> _PROBLEM DESCRIPTION_
Give all of the records again. Match them exactly.

[Page and application data records]
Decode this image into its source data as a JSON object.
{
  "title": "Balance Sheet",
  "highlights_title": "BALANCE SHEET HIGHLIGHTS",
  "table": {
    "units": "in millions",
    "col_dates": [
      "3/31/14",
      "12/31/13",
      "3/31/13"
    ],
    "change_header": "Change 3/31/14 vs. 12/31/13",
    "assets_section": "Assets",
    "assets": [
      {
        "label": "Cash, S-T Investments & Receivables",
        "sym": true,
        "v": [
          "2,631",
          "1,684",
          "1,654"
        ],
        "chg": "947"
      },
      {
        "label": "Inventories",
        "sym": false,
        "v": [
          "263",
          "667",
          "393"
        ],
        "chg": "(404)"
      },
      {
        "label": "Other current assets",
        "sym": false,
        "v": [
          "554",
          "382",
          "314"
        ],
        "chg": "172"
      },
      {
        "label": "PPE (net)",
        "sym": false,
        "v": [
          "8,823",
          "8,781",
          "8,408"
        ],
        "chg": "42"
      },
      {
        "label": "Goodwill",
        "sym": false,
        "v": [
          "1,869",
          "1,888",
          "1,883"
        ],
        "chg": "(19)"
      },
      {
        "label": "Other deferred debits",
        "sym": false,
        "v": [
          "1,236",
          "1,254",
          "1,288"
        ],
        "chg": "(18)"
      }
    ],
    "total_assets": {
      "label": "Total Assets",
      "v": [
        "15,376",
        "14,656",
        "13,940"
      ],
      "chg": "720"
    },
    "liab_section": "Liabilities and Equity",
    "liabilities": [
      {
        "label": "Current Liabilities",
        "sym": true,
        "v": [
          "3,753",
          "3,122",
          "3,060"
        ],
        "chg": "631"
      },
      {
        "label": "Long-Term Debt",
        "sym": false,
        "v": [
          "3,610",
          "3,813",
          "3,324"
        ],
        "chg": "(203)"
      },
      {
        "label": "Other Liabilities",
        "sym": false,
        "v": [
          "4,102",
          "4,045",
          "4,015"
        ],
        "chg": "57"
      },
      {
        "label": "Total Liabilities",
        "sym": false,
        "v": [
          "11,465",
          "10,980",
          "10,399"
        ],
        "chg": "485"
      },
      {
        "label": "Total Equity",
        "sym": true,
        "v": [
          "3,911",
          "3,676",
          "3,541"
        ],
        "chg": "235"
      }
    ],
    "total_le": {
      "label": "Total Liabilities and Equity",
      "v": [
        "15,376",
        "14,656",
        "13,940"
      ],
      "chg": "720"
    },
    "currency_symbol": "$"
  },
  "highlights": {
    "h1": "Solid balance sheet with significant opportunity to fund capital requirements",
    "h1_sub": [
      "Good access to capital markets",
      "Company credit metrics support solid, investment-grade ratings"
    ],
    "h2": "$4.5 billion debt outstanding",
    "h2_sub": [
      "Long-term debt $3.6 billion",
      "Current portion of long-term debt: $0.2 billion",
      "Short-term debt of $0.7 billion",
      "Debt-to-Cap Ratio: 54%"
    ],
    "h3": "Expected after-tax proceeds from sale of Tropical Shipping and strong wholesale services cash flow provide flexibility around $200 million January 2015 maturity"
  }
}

> _WRITTEN ANSWER_
Decode this image into its source data as a JSON object.
{
  "title": "Balance Sheet",
  "highlights_title": "BALANCE SHEET HIGHLIGHTS",
  "table": {
    "units": "in millions",
    "col_dates": [
      "3/31/14",
      "12/31/13",
      "3/31/13"
    ],
    "change_header": "Change 3/31/14 vs. 12/31/13",
    "assets_section": "Assets",
    "assets": [
      {
        "label": "Cash, S-T Investments & Receivables",
        "sym": true,
        "v": [
          "2,631",
          "1,684",
          "1,654"
        ],
        "chg": "947"
      },
      {
        "label": "Inventories",
        "sym": false,
        "v": [
          "263",
          "667",
          "393"
        ],
        "chg": "(404)"
      },
      {
        "label": "Other current assets",
        "sym": false,
        "v": [
          "554",
          "382",
          "314"
        ],
        "chg": "172"
      },
      {
        "label": "PPE (net)",
        "sym": false,
        "v": [
          "8,823",
          "8,781",
          "8,408"
        ],
        "chg": "42"
      },
      {
        "label": "Goodwill",
        "sym": false,
        "v": [
          "1,869",
          "1,888",
          "1,883"
        ],
        "chg": "(19)"
      },
      {
        "label": "Other deferred debits",
        "sym": false,
        "v": [
          "1,236",
          "1,254",
          "1,288"
        ],
        "chg": "(18)"
      }
    ],
    "total_assets": {
      "label": "Total Assets",
      "v": [
        "15,376",
        "14,656",
        "13,940"
      ],
      "chg": "720"
    },
    "liab_section": "Liabilities and Equity",
    "liabilities": [
      {
        "label": "Current Liabilities",
        "sym": true,
        "v": [
          "3,753",
          "3,122",
          "3,060"
        ],
        "chg": "631"
      },
      {
        "label": "Long-Term Debt",
        "sym": false,
        "v": [
          "3,610",
          "3,813",
          "3,324"
        ],
        "chg": "(203)"
      },
      {
        "label": "Other Liabilities",
        "sym": false,
        "v": [
          "4,102",
          "4,045",
          "4,015"
        ],
        "chg": "57"
      },
      {
        "label": "Total Liabilities",
        "sym": false,
        "v": [
          "11,465",
          "10,980",
          "10,399"
        ],
        "chg": "485"
      },
      {
        "label": "Total Equity",
        "sym": true,
        "v": [
          "3,911",
          "3,676",
          "3,541"
        ],
        "chg": "235"
      }
    ],
    "total_le": {
      "label": "Total Liabilities and Equity",
      "v": [
        "15,376",
        "14,656",
        "13,940"
      ],
      "chg": "720"
    },
    "currency_symbol": "$"
  },
  "highlights": {
    "h1": "Solid balance sheet with significant opportunity to fund capital requirements",
    "h1_sub": [
      "Good access to capital markets",
      "Company credit metrics support solid, investment-grade ratings"
    ],
    "h2": "$4.5 billion debt outstanding",
    "h2_sub": [
      "Long-term debt $3.6 billion",
      "Current portion of long-term debt: $0.2 billion",
      "Short-term debt of $0.7 billion",
      "Debt-to-Cap Ratio: 54%"
    ],
    "h3": "Expected after-tax proceeds from sale of Tropical Shipping and strong wholesale services cash flow provide flexibility around $200 million January 2015 maturity"
  }
}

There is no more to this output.